Assigned task: Where does the string "ListItem" appear in the records? Copy every line that contains it.

(Entries taken from a collection)
%%
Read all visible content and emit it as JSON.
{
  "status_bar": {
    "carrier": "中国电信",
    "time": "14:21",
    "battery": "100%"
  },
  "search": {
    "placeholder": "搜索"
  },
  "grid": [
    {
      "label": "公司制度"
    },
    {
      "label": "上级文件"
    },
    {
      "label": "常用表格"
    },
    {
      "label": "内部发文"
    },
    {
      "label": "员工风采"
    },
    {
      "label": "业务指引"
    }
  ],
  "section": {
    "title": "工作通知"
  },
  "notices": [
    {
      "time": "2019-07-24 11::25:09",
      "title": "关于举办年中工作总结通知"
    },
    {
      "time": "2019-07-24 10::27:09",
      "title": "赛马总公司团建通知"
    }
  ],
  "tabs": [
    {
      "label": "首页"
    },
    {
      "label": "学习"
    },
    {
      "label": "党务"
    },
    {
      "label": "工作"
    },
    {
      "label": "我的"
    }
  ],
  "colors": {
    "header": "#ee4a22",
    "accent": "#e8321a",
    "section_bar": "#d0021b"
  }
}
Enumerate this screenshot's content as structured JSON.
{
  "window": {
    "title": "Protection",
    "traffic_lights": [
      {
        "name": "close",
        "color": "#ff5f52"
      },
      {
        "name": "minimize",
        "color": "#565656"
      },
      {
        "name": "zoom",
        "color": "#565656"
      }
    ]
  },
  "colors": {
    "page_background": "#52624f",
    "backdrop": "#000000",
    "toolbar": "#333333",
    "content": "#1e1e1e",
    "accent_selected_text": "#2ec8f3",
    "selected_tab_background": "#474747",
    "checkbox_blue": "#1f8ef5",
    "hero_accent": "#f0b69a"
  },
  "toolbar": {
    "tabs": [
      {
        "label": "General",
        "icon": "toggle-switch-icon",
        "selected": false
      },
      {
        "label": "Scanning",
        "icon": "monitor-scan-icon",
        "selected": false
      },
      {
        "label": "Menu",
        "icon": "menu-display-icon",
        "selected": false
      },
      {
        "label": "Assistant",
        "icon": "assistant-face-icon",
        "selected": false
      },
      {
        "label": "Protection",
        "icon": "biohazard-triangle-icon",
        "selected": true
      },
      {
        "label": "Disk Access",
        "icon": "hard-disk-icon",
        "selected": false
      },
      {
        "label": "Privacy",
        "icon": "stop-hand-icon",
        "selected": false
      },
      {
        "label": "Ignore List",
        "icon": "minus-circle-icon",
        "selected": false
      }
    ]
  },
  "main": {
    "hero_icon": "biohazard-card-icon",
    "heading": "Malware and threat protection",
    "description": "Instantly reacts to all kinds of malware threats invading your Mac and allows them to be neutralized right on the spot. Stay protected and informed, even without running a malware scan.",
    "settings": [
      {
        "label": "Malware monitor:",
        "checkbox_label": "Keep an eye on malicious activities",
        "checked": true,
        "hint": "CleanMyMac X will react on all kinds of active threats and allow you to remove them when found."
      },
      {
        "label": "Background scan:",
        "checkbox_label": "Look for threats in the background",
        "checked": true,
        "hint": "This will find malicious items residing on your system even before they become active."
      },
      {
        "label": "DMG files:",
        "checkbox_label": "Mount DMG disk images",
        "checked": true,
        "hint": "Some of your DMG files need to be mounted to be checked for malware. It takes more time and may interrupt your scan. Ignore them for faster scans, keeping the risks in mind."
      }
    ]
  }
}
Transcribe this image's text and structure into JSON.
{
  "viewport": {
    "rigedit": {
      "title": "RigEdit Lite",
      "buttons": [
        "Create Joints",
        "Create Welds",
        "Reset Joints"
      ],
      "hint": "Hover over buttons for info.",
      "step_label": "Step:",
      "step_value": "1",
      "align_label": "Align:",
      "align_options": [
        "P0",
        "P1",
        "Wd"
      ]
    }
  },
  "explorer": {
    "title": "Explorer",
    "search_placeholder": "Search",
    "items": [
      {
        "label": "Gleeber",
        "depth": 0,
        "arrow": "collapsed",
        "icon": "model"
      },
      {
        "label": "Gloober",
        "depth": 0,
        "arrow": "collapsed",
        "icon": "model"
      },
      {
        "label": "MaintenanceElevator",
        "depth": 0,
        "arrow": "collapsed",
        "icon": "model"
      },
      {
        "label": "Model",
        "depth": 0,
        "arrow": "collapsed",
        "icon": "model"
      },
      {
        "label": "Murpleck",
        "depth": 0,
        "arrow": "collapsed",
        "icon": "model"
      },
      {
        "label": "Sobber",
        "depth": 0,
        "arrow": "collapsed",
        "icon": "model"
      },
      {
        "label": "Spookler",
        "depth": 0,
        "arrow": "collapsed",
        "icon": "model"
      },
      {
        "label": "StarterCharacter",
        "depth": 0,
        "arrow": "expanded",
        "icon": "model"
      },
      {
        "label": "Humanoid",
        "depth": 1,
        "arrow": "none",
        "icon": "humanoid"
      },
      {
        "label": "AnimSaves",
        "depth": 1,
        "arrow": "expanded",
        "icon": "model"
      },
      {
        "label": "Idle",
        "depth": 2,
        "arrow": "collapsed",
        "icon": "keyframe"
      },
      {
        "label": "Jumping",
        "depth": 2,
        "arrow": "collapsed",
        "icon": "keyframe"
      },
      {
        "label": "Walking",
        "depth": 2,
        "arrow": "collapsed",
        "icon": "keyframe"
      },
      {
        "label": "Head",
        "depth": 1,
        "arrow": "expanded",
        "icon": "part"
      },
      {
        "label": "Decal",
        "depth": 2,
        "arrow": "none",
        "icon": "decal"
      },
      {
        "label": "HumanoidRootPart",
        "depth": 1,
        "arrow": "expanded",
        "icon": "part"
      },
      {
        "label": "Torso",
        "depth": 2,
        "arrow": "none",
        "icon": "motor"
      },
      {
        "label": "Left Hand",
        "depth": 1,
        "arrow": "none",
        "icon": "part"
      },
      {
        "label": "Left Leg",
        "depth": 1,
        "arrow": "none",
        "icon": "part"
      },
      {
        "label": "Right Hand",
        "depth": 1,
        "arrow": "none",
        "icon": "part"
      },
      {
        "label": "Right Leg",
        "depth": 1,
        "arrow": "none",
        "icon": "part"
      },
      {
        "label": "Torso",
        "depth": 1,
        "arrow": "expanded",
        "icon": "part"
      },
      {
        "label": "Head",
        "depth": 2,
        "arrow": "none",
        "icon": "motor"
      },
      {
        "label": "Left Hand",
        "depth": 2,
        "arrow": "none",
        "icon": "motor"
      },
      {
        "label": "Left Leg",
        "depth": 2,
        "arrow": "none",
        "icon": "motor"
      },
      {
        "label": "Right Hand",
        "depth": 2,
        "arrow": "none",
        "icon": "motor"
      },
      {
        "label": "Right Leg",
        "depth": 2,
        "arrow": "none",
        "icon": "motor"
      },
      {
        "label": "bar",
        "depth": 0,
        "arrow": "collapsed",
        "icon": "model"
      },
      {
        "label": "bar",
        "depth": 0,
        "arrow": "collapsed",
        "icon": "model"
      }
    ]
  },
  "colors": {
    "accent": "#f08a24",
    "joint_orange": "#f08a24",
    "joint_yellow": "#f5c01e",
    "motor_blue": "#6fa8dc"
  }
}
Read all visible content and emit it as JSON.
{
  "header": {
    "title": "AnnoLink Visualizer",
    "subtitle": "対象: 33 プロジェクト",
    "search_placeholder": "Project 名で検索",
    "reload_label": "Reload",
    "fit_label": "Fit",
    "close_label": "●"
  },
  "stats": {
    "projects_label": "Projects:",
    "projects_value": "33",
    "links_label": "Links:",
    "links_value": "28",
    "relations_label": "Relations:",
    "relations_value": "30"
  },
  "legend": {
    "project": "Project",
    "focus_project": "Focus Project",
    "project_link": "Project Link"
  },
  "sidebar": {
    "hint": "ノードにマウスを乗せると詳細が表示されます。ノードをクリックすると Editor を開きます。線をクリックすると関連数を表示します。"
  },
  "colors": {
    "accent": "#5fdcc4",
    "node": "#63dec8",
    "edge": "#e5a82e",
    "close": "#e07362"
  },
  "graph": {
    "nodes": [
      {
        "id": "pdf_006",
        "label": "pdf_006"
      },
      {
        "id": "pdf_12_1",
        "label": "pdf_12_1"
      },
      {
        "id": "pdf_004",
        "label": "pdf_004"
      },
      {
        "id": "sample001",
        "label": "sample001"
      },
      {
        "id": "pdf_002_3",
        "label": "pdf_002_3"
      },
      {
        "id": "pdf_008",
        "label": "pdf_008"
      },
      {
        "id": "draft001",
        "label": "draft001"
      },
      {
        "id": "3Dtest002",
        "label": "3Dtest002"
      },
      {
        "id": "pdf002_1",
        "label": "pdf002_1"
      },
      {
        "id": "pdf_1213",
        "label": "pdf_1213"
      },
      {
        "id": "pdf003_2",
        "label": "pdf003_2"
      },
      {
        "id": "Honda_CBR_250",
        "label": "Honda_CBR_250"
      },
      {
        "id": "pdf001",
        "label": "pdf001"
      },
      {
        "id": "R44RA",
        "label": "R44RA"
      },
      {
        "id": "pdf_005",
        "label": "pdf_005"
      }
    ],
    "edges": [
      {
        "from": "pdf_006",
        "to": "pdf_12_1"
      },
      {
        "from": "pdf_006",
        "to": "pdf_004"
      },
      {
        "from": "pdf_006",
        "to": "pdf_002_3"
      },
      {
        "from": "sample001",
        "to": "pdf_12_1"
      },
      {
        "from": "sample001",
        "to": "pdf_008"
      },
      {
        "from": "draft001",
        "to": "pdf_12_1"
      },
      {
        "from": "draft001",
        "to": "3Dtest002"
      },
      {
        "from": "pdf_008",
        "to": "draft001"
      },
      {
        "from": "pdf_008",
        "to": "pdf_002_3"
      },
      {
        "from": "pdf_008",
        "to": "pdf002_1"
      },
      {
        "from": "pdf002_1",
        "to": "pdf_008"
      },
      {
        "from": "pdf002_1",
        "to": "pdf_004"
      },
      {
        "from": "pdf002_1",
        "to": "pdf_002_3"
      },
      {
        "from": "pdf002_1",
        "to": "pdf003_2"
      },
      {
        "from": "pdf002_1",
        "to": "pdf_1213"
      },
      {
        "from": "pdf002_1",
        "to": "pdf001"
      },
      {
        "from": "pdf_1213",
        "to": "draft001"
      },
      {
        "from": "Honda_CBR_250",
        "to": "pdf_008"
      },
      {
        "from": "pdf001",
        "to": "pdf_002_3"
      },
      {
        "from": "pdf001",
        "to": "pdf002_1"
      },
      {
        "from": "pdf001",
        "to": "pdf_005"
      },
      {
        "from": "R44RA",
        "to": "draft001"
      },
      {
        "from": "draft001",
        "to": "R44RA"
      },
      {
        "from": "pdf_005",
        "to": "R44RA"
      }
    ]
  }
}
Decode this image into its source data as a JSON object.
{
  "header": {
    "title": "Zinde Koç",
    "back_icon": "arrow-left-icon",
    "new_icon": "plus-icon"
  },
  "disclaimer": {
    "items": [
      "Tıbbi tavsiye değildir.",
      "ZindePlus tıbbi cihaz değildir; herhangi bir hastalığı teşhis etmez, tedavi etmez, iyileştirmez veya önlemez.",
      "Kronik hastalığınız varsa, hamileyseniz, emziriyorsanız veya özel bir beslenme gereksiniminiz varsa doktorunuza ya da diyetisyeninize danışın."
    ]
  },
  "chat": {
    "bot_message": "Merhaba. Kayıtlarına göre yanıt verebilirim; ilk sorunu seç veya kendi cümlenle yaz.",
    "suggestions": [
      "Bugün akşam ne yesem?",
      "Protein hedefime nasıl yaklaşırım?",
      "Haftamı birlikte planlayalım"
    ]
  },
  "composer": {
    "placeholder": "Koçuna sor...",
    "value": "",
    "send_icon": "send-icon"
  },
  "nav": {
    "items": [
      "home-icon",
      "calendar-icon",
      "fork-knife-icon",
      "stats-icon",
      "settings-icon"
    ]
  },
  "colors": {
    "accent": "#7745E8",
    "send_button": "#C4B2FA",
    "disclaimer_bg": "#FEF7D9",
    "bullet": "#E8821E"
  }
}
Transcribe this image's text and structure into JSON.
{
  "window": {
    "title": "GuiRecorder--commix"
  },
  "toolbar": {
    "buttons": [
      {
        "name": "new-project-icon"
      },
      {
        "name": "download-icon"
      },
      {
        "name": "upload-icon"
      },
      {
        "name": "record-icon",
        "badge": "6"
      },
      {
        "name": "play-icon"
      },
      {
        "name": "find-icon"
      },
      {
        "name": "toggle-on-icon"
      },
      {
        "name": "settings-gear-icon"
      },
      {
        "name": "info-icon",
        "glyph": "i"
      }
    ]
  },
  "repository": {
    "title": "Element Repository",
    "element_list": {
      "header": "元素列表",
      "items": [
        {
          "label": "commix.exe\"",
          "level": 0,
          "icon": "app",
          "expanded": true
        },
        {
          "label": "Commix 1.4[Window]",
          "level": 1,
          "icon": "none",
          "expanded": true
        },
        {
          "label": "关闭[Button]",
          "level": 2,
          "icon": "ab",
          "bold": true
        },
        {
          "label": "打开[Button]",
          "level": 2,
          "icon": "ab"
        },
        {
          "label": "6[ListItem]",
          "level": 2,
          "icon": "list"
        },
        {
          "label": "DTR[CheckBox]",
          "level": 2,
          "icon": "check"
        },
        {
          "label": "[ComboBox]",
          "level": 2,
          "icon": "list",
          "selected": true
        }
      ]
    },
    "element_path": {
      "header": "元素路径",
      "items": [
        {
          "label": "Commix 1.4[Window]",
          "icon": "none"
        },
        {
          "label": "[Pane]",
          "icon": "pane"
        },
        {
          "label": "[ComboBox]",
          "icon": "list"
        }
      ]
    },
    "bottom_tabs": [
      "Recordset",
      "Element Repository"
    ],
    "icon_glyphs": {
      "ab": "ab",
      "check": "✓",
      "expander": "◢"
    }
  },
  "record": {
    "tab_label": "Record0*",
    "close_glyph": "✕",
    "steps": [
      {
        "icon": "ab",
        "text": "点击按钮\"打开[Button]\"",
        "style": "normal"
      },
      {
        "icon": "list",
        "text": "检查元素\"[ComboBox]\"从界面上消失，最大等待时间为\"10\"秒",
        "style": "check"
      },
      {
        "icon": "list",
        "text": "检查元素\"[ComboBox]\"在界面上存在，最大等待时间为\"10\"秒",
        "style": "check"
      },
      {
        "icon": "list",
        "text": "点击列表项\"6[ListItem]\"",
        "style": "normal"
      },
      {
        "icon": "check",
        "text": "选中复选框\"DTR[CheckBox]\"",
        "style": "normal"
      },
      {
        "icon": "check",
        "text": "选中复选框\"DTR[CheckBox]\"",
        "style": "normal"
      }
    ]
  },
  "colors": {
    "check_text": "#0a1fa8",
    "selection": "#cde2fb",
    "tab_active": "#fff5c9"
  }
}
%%
Exercise response:
          "label": "6[ListItem]",
        "text": "点击列表项\"6[ListItem]\"",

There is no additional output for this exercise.